SEATTLE – The principal of Ballard High School sent a warning to parents about the dangers of deadly contaminated pills. The alert came after the sudden death of Gabriel Lilienthal, a student at the school, who died of an accidental fentanyl overdose.
The letter stated Lilienthal’s family requested the school, “share that Gabe died of an accidental fentanyl overdose when he thought he was taking oxycodone.”
Lilienthal’s family said he was a straight-A student and was taking college courses to further his education. He was buried in Minneapolis, Friday, where he was raised.
Ballard High School students said they were still in shock of losing one of their own.
“It’s happening around the world. There’s this whole opioid crisis and it’s so crazy to think it’s so close our community that it’s happening too,” said Lulu Granquist, a junior. “It’s just not worth it. It’s not worth the risk because you never know.”

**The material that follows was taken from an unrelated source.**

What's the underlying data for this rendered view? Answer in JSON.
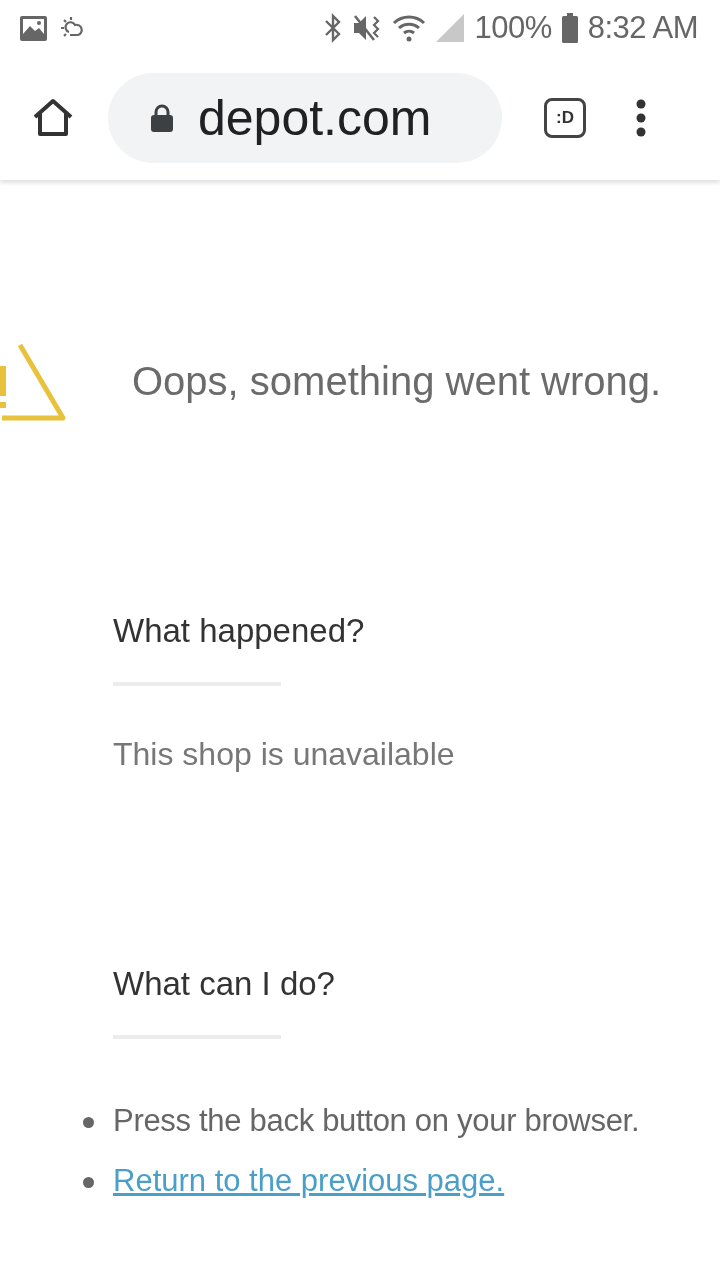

“The people who knew him were a little shocked. And then the teacher just encouraged everyone that the school is giving support for everyone, they have counselors in the office if need be,” said Julius Wichert, a senior.
Authorities said Lilienthal died after taking what he thought was oxycodone, but it was actually a fake pill laced with fentanyl. Some students said the dangers of the pills weren’t getting enough attention.
“It’s risky and not talking about it makes it more of a problem than it needs to be,” said Quinlan Kalthoff, a senior.
Lilienthal was one of three teens in King County since August that lost their life to a fentanyl overdose. The two other young men were students at Skyline High School in Sammamish.
The King County Sheriff said any pills purchased off the street are considered very dangerous and likely contained fentanyl. While investigators continued tracking down the source, the Seattle mayor said more education was vital.
“Parents need to do it, schools need to do it because many people believe that drugs are not dangerous. They are very dangerous. And having drugs laced with fentanyl is almost always deadly,” said Mayor Jenny Durkan.
The King County Health Department said fentanyl was 50 times more potent than heroin and 100 times more potent than morphine. Health experts said even the smallest grains for fentanyl could be lethal.
Lilienthal’s family said as devastating as his death was, they planned to use it to raise awareness. They created the Gabriel Lilienthal Foundation to promote education to parents and young people about the dangers of the pills. The family said they immediately began seeing donations and support pouring in.